I brought the back up, I angled the sides, I trimmed the front. I worked magic. Not that I’ve ever seen the show, but those Queer Eye guys have nothing on me.
And then? Fini. It wasn’t perfect, one side is a tad bit shorter than then other but she mentioned that before my first snip. The back is a little higher but not too much. The sides angle a little more but not too much. For a home haircut from your husband, I think it turned out pretty decent. She even got a compliment on it at VBS.
It’s not perfect, and still not exactly what she wanted but somewhere in between. She says she’s good with it but I am going to try and talk her into going this afternoon after work to see if someone can help her get a little closer to what she wants. She says she’s not sure cause the front is as short as she wants it to go, but I think someone could work with it and make it the perfect cut. We’ll see.

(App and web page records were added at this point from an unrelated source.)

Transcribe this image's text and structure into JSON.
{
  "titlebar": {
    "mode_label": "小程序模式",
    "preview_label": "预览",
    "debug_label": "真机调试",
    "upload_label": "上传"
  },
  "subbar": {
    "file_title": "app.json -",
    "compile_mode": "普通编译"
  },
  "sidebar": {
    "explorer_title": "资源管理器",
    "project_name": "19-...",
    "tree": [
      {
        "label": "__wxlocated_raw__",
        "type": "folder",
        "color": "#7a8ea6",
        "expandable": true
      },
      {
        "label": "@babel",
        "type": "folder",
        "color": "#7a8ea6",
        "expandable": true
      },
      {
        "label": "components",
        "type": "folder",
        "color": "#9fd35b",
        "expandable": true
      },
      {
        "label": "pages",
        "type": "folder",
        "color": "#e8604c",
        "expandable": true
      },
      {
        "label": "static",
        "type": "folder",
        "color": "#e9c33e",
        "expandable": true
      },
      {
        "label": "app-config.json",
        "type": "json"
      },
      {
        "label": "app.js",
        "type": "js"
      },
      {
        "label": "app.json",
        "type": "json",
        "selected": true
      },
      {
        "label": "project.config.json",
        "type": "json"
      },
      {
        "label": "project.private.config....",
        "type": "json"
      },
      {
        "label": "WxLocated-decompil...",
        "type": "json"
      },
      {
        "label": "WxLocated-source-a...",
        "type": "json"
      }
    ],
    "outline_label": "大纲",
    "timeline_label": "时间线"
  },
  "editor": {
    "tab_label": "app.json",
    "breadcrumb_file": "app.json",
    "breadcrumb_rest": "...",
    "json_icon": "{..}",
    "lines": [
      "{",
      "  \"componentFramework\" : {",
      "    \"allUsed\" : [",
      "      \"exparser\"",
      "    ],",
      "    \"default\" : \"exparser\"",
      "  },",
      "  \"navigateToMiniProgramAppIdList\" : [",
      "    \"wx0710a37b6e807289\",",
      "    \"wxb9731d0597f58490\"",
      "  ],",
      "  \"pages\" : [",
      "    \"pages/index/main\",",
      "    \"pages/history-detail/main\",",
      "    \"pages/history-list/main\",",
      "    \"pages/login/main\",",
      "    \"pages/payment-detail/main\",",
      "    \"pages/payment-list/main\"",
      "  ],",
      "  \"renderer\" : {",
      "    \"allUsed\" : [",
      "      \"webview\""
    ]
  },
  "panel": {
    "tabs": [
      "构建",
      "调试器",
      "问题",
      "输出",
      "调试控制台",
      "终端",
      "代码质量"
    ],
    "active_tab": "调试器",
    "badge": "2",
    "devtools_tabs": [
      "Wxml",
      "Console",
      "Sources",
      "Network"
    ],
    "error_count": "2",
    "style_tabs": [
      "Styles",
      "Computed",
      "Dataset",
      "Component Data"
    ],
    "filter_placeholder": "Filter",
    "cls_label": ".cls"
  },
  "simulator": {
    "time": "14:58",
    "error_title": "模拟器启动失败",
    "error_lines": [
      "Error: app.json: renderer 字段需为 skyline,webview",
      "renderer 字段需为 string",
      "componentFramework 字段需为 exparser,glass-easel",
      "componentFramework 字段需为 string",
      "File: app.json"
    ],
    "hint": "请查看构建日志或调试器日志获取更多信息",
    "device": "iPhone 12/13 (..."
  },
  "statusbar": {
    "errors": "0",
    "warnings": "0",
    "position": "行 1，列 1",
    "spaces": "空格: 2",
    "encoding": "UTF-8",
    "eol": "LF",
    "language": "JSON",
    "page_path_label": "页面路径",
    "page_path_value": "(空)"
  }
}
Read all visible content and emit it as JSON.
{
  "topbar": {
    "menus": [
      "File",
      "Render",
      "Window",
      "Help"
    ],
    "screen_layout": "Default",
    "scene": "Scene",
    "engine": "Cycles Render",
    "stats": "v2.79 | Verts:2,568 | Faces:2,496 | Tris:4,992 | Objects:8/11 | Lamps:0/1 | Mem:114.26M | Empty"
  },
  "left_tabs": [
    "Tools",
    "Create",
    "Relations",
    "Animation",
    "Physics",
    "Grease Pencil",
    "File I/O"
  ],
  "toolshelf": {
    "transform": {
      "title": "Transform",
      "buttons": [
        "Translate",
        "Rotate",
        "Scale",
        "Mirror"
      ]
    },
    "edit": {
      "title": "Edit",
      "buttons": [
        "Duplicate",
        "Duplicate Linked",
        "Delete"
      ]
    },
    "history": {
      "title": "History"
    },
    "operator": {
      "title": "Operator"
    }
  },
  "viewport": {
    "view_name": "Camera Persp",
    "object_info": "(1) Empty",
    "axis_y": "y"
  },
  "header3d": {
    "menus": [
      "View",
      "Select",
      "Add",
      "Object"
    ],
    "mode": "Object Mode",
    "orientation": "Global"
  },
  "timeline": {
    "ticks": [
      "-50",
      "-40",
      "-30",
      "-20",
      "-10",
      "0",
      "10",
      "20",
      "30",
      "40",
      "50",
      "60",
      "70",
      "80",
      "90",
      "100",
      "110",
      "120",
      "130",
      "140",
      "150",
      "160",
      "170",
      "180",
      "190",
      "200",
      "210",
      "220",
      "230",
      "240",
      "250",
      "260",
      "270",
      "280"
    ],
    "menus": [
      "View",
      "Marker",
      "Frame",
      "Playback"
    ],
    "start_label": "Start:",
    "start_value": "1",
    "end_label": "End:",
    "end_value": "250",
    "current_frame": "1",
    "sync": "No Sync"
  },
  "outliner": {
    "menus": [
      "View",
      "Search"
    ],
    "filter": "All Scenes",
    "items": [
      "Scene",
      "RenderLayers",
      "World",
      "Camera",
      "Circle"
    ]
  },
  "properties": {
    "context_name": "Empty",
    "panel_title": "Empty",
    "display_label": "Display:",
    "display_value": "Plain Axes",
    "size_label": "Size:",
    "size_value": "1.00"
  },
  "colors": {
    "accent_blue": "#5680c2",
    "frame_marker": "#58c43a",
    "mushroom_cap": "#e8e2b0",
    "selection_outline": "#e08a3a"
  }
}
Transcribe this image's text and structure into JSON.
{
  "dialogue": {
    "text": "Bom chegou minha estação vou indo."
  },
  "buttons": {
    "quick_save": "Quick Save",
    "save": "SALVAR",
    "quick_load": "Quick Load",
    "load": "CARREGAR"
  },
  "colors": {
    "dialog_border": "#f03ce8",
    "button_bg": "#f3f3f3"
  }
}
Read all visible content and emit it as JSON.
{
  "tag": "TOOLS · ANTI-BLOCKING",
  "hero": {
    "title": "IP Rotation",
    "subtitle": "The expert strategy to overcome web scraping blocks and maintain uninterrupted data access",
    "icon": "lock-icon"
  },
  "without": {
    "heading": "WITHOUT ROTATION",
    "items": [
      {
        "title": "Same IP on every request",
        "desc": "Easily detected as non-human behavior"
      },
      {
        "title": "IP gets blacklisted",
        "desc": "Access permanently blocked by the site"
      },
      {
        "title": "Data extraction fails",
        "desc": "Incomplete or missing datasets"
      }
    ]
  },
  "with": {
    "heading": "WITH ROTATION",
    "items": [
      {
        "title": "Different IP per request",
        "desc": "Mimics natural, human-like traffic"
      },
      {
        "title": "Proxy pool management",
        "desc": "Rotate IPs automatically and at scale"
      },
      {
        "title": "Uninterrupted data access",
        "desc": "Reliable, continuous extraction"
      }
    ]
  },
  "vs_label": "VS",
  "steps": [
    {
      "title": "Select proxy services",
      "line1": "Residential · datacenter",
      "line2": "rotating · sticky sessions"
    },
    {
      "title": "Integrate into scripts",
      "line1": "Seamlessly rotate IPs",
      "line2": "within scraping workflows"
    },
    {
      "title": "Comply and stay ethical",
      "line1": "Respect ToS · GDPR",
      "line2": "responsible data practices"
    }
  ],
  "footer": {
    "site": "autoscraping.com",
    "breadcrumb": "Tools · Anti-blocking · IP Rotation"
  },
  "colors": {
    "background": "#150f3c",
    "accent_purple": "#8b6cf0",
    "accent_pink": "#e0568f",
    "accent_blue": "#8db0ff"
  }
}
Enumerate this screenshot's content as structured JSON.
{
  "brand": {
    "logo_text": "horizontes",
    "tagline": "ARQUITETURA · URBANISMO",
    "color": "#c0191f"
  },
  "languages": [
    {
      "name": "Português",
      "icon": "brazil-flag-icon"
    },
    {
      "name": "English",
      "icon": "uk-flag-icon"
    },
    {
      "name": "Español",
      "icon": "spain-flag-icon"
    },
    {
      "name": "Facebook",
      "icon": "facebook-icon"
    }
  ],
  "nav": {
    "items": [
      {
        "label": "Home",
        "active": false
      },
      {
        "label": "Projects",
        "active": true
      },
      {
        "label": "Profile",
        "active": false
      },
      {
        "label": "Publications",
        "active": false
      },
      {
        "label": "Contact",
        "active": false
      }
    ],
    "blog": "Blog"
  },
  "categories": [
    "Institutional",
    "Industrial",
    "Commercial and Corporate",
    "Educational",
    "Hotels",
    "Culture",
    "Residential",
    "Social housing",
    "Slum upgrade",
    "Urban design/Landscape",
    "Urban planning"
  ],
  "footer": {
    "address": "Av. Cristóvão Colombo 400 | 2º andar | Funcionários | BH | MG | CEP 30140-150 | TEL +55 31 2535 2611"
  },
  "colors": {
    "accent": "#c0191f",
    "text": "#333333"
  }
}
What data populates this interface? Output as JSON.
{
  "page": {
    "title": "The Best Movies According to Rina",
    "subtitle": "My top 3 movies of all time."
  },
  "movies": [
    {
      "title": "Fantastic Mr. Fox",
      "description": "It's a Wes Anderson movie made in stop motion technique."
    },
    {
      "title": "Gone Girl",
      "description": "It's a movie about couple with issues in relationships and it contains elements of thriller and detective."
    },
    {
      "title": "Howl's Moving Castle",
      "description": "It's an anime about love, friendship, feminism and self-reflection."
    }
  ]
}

Surely it wouldn’t be clich?© to say what we learn as children prepare us for the future, eh?! Of course it would be. But what a glorious day I remember on that waterbed watching as I carefully angled those scissors in the mirror. I like to think of it as the best self-inflicted home haircut ever. Hands down.
So, if you’ve got the time, I’ve got 25 years of cutting experience. And I’m open for business.
*** Swirlie: The act of holding the victim upside down with his or her head in the toilet bowl, and flushing. More commonly known as bogwashing in the U.K, or dunnyflushing in Australia. (from Wikipedia)